- Cape student sues, accuses school officials of slamming her to ground multiple times (04/28/16)46
- Bob Evans restaurant in Cape Girardeau among chain's 21 closings (04/26/16)9
- Missouri House votes to allow concealed weapons without permits (04/28/16)8
- Police report filed, but no charges in incident at Cape Central (04/29/16)40
- Two hurt in motorcycle wreck on Interstate 55 (04/25/16)1
- Senator introduces bill for I-57 that would connect Sikeston with Little Rock (04/28/16)4
- Law firm requests information about Cape's traffic cameras (04/25/16)3
- Local lawmakers split over failed medical marijuana bill; voters may have a say (04/26/16)19
- Local company makes eco-friendly kitty litter that cuts cat-box smell (04/25/16)
- Man accused of pointing BB gun at Chaffee resident (04/26/16)2
State lawmakers weigh options for school cuts
Incentives for high state test scores, the elimination of summer school and standardized property assessments were among ideas a group of Missouri legislators discussed Tuesday with the aim of revamping the state's education funding system.
The Joint Interim Committee on Education, a 14-member group made up of state lawmakers, met with superintendents from around 30 Southeast Missouri school districts Tuesday at the Show Me Center in Cape Girardeau.
The committee has been charged with conducting a study of equity and adequacy under the state's complex formula, known as the foundation formula, for distributing aid to public schools.
John Jones and Otto Fajen, both former state employees who were involved in the 1993 establishment of the existing formula, presented the committee with several solutions for improving the funding system.
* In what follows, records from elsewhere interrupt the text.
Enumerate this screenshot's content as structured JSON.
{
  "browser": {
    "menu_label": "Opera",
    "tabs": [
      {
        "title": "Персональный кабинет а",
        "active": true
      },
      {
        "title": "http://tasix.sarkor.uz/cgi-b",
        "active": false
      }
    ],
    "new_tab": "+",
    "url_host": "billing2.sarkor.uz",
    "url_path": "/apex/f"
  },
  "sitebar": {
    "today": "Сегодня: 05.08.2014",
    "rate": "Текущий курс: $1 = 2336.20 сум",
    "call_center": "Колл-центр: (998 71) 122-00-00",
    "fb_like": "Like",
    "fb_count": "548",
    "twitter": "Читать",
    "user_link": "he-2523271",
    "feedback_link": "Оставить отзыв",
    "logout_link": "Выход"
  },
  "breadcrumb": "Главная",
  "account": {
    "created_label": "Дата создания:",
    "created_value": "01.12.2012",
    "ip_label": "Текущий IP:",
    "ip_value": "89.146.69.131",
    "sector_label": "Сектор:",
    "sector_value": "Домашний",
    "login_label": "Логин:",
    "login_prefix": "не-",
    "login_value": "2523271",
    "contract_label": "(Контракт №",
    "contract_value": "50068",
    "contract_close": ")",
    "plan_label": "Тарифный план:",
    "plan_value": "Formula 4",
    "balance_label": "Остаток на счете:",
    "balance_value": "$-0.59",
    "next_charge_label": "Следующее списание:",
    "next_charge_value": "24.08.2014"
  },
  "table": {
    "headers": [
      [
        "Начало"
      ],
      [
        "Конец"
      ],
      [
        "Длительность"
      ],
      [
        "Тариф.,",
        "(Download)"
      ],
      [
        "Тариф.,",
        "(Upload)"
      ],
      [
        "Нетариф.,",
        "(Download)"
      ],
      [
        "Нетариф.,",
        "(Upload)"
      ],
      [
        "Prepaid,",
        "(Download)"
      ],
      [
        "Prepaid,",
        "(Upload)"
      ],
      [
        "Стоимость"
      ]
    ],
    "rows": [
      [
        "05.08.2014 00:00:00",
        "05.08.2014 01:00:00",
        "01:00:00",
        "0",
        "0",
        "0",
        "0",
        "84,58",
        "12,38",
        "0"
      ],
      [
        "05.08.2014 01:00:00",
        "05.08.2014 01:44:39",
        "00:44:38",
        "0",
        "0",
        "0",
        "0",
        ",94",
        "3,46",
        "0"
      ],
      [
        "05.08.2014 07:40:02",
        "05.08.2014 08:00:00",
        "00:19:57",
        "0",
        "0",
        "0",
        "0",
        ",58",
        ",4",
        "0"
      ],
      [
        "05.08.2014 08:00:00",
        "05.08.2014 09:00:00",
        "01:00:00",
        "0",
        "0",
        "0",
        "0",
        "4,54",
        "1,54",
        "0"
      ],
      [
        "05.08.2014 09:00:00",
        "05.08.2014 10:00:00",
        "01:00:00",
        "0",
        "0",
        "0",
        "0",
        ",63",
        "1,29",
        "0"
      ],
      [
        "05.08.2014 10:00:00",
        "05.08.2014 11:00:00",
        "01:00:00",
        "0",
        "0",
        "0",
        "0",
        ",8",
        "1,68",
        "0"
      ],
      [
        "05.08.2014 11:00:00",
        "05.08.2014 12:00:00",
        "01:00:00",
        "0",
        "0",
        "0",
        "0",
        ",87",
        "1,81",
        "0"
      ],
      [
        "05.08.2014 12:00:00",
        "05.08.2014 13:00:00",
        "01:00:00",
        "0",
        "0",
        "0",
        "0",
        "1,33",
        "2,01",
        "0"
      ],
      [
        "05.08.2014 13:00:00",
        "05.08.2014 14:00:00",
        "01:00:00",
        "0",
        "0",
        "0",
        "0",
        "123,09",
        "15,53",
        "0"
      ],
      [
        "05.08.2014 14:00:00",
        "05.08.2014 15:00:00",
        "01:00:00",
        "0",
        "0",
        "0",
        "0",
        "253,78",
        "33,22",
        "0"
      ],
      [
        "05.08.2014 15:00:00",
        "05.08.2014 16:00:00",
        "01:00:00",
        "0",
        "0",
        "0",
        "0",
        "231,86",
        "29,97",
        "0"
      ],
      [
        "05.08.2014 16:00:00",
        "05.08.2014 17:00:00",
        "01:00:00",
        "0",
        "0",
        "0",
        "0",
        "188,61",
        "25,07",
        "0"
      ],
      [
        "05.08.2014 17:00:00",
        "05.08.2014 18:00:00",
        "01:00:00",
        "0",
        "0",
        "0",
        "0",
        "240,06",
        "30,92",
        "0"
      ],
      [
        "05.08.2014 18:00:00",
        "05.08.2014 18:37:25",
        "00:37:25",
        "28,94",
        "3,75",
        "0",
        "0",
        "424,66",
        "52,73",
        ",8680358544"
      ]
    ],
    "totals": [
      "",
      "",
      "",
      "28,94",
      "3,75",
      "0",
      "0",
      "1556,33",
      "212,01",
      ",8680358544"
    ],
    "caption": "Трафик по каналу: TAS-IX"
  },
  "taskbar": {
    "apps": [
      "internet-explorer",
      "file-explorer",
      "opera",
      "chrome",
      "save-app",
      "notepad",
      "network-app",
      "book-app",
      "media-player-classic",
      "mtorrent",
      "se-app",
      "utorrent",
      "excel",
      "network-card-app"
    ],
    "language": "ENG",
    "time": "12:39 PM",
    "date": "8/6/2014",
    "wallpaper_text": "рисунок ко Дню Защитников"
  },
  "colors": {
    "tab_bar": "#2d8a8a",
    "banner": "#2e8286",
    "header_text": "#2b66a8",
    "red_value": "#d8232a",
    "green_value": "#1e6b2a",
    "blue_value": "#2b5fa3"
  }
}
Jones now works for the Missouri State Teachers Association; Fajen is with the Missouri National Education Association. However, the two stressed that their presentation did not represent the views of either of those organizations.
Among the recommendations was standardizing local property assessments by allowing for partial reassessment every year, instead of every other year as is currently done. That recommendation included having state-appointed, instead of elected, assessors to avoid conflicts of interest between school districts and constituents.
Another cutback, Jones said, could be made with the $129 million currently spent on summer school funding. School districts receive double the money for student attendance during summer school.
Other options included removing the hold harmless clause, which limits the amount of state aid districts such as Cape Girardeau receive, distributing money on a per-pupil basis only and requiring that all districts have a $2.75 property tax rate.
"All the things thrown out are politically difficult because there are winners and losers," said committee chairman Sen. Charlie Shields, R-St. Joseph.
For the past two school years, the foundation formula has not been fully funded because of state budget shortfalls, leaving school districts with less state aid than they would normally receive.
The solutions proposed by Jones and Fajen were short-term. Shields said in the long run, the state hopes to end local property tax funding for schools and instead depend on a statewide income tax.
Local superintendents said they weren't sure what they expected to get from the meeting, but heard positive and negative solutions.
"The crux of the problem is a shortage of revenue. I didn't even hear any discussion about that," said Dr. Ron Anderson, Jackson superintendent. "They're just talking about moving around the money that's already there."
The committee is scheduled to conclude its study in February.
335-6611, extension 128